*** Begin section ***

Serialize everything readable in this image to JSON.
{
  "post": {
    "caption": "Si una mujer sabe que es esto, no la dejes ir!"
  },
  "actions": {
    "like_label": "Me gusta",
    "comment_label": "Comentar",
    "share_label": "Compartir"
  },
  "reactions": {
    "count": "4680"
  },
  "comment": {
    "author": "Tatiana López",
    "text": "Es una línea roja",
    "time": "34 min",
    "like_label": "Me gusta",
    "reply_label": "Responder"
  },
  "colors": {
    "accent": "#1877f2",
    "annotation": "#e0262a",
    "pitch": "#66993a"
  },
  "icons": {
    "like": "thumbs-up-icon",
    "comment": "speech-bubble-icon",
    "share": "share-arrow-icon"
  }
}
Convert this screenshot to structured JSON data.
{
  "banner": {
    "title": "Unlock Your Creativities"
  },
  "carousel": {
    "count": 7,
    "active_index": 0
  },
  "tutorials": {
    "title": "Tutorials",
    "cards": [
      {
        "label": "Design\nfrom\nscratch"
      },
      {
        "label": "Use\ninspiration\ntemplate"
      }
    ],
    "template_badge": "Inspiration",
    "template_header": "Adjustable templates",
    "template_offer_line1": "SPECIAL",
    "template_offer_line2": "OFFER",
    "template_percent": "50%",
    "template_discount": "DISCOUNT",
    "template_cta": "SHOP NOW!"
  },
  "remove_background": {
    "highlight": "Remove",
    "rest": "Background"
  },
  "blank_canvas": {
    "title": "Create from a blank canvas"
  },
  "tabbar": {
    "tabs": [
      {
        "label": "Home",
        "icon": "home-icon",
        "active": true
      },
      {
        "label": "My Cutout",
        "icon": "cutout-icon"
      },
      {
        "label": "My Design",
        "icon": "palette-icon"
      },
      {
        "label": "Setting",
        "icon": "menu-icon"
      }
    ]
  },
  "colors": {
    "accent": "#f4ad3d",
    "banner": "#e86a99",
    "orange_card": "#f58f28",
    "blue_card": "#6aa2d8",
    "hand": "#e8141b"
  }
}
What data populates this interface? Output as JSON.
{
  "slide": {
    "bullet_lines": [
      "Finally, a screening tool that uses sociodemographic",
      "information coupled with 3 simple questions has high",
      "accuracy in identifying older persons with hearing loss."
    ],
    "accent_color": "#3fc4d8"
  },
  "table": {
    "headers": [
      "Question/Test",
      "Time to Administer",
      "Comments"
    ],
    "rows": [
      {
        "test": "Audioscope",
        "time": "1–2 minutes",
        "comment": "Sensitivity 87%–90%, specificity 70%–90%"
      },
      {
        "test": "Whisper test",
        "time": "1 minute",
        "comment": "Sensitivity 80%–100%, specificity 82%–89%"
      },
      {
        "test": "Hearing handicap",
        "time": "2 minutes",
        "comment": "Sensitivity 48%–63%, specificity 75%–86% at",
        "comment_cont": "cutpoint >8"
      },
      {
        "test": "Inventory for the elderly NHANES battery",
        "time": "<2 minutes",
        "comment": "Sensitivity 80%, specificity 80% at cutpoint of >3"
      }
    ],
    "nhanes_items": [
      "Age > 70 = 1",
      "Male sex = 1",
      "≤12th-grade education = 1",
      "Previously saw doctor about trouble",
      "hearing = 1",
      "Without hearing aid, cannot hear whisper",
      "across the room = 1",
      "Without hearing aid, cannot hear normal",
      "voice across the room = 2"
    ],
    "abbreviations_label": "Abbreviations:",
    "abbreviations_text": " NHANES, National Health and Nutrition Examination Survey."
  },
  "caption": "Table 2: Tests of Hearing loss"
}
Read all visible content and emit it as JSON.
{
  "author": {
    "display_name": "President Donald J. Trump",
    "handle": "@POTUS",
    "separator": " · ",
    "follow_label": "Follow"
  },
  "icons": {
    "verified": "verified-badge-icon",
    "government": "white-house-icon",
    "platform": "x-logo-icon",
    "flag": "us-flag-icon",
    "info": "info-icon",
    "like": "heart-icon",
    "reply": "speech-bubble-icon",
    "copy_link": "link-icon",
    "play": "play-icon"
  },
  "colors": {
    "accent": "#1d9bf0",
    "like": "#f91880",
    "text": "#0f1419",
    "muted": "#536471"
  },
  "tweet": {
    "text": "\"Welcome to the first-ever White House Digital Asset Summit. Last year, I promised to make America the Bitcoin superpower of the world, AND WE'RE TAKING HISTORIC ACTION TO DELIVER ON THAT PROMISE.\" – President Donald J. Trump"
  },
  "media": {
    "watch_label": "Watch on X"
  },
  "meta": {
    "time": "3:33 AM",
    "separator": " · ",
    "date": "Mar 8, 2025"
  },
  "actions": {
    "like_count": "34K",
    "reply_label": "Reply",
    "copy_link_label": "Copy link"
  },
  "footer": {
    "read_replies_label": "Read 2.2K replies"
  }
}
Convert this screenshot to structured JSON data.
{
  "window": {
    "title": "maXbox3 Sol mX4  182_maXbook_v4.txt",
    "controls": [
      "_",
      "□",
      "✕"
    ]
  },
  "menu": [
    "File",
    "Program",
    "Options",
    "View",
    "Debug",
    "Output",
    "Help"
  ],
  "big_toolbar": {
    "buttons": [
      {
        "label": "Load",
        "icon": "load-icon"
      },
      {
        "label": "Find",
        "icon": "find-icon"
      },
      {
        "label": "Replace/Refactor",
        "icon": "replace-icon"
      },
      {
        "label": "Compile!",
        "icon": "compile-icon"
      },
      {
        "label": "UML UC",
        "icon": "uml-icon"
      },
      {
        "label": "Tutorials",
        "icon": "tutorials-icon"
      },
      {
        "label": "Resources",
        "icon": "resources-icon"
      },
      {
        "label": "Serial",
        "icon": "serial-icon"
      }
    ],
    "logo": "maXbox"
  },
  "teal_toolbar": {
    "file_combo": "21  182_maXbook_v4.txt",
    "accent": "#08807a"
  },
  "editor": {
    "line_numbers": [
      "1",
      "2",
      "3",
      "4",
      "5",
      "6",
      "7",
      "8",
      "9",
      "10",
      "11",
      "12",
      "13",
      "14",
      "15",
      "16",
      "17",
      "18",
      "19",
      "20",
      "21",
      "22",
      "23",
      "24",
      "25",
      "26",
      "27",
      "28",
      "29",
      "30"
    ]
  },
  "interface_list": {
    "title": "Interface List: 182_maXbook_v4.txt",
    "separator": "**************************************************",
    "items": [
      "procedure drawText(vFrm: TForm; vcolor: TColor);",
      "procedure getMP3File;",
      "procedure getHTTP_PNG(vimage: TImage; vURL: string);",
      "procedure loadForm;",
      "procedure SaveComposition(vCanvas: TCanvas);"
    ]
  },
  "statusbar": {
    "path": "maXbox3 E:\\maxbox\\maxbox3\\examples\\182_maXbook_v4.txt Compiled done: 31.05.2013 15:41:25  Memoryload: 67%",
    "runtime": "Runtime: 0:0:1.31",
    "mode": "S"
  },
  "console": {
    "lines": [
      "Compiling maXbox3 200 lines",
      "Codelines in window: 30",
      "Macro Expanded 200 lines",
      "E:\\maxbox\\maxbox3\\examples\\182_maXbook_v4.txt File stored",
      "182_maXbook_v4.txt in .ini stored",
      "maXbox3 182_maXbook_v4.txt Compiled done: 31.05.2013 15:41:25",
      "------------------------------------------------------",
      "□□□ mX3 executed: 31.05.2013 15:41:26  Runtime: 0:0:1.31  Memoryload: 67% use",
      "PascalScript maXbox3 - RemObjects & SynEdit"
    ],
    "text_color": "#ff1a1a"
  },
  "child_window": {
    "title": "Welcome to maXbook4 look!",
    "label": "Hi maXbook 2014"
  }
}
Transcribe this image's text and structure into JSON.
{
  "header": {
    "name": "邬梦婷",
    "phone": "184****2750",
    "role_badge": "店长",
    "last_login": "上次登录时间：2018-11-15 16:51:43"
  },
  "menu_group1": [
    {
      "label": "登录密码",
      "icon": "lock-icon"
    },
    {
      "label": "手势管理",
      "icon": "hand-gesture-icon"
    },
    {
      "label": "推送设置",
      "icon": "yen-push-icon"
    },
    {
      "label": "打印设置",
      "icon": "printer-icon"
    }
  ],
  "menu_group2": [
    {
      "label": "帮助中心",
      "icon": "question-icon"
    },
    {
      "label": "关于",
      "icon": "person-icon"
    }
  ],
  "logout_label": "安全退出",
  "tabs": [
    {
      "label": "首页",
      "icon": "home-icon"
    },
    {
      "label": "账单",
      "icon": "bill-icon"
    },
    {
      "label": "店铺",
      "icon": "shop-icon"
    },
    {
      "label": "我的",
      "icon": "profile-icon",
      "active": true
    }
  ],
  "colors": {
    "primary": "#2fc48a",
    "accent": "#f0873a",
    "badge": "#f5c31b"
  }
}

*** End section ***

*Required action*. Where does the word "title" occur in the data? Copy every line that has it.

*Response*.
    "title": "Unlock Your Creativities"
    "title": "Tutorials",
    "title": "Create from a blank canvas"
    "title": "maXbox3 Sol mX4  182_maXbook_v4.txt",
    "title": "Interface List: 182_maXbook_v4.txt",
    "title": "Welcome to maXbook4 look!",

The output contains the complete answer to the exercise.